Oil Has Been This Low Before…

Many who follow the market are concerned that the ongoing crash in oil prices are only the tip of the iceberg 1 concerning more catastrophic financial events. Analysts are looking for future signals based on the last time the market saw oil as $30 per barrel.

The WTI crude oil spot price for oil fell to $30.28 on December 23, 2008. The Great Recession crippled economies for years; many segments of the world are only now recovering from the overall free-fall that followed. While falling oil prices were only partially to blame for the financial market crash, they accelerated the impact and longer-term consequences of the general economic decline.

Oil Indicates Broader Economic Trends

While it is fine to celebrate the visible benefit of lower pump prices for gasoline, oil prices are often the “canary-in-the-mine” when it comes to world economic conditions. In the simplest interpretation of this fundamental market metric, global markets are driven by energy prices. Cheap energy prices should generate more production and more consumption.

However, when lower global energy prices are the result of significantly lowered demand, it indicates problems that are both deep and wide. While over-production is a factor, that will not explain the type of precipitous and ongoing price declines being seen today. Even the 2008–2009 declines were not viewed as threatening as those experienced today.

Where Does Oil Stand Currently?

One report by Goldman Sachs in 2015 indicated that approximately $2 trillion in future investments were put at risk globally when oil was priced at $70 per barrel. With that price now bouncing as low as $28—and possibly lower—the long-term effects are beyond estimation.
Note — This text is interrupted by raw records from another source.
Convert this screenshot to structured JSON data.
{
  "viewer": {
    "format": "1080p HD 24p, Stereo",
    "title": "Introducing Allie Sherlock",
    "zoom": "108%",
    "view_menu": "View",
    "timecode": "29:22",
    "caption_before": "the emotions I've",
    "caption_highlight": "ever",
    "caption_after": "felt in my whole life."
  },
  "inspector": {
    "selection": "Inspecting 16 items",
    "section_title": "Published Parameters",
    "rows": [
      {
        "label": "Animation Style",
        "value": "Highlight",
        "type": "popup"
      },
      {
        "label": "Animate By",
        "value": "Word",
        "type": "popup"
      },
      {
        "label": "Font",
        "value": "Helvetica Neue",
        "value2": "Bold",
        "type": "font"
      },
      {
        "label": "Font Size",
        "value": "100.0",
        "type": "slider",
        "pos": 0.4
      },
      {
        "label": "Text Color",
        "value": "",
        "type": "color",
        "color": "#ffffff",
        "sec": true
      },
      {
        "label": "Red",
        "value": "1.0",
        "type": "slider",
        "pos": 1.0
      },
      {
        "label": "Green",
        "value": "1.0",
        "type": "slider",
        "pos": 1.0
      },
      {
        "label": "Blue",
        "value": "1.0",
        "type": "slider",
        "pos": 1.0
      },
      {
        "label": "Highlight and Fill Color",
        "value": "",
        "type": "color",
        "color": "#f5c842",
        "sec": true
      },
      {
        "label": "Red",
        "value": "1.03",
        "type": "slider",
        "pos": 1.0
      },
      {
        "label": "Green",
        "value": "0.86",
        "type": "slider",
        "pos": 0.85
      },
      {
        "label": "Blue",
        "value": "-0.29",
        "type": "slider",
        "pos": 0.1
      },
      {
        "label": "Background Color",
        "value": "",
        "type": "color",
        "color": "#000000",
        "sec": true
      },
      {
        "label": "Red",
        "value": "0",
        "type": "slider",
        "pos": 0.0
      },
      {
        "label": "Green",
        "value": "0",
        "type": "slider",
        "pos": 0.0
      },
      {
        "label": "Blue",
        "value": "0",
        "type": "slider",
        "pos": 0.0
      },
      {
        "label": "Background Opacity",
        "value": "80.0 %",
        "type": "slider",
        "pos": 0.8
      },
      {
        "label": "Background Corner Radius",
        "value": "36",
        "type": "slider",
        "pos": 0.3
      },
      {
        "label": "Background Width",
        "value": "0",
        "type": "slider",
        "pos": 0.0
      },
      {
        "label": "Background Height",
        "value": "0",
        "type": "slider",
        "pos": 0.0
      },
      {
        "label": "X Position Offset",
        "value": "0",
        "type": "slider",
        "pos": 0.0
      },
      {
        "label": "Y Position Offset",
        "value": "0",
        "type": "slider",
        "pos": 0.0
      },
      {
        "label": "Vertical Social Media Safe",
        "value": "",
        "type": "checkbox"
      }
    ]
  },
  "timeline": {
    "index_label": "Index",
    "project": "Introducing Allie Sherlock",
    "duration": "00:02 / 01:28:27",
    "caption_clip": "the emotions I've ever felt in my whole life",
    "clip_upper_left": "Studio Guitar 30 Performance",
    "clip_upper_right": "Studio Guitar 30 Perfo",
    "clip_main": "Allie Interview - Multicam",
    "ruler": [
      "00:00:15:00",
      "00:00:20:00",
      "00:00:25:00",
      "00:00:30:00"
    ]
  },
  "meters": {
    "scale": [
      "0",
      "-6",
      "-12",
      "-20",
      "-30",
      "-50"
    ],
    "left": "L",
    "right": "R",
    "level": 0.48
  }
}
For example, JP Morgan recently published an alert concerning the nearly $200 billion in oil and gas-related debt held by banks, and others interpreted the actual meaning of the alert as, “Keep calm and sell everything.” While most financial analysts are not so extreme in their assessment, there is a common understanding that the markets have not yet seen the worst of what is on the horizon financially. In fact, some of the gloomiest of forecasts see even more declines and a possible $10 per barrel bottom.

In Search of Stability

Today’s investors are forced to look at extremes to evaluate their current and near-term positions. Time and again, investing in gold has proven to provide protection for purchasing power and as a protection against the unknowns in major market reversals, such as those that occurred in 2008 and potentially those on the horizon. Beyond the proven economic factors, gold and precious metals also provide investors with a peace of mind that is found in few, if any, other assets during such a time of economic crisis.

Historically, gold and oil prices follow a similar trajectory as indicators of the health of a world economy; however, the two commodities are currently diverging. Oil is kept at a dangerously low price, while gold has experienced a tremendous lift so far in 2016. That’s because the stronger factors at play is that falling oil indicate a potential market crash, therefore gold’s safe haven value comes into the light. If there is a disaster in the world economy up ahead, signaled by dangerously low oil prices, having precious metals as a store of value is a strategy often used by investors of all varieties.

Additional Sources

1 – http://finance.yahoo.com/news/oil-crash-only-tip-iceberg-164719172.html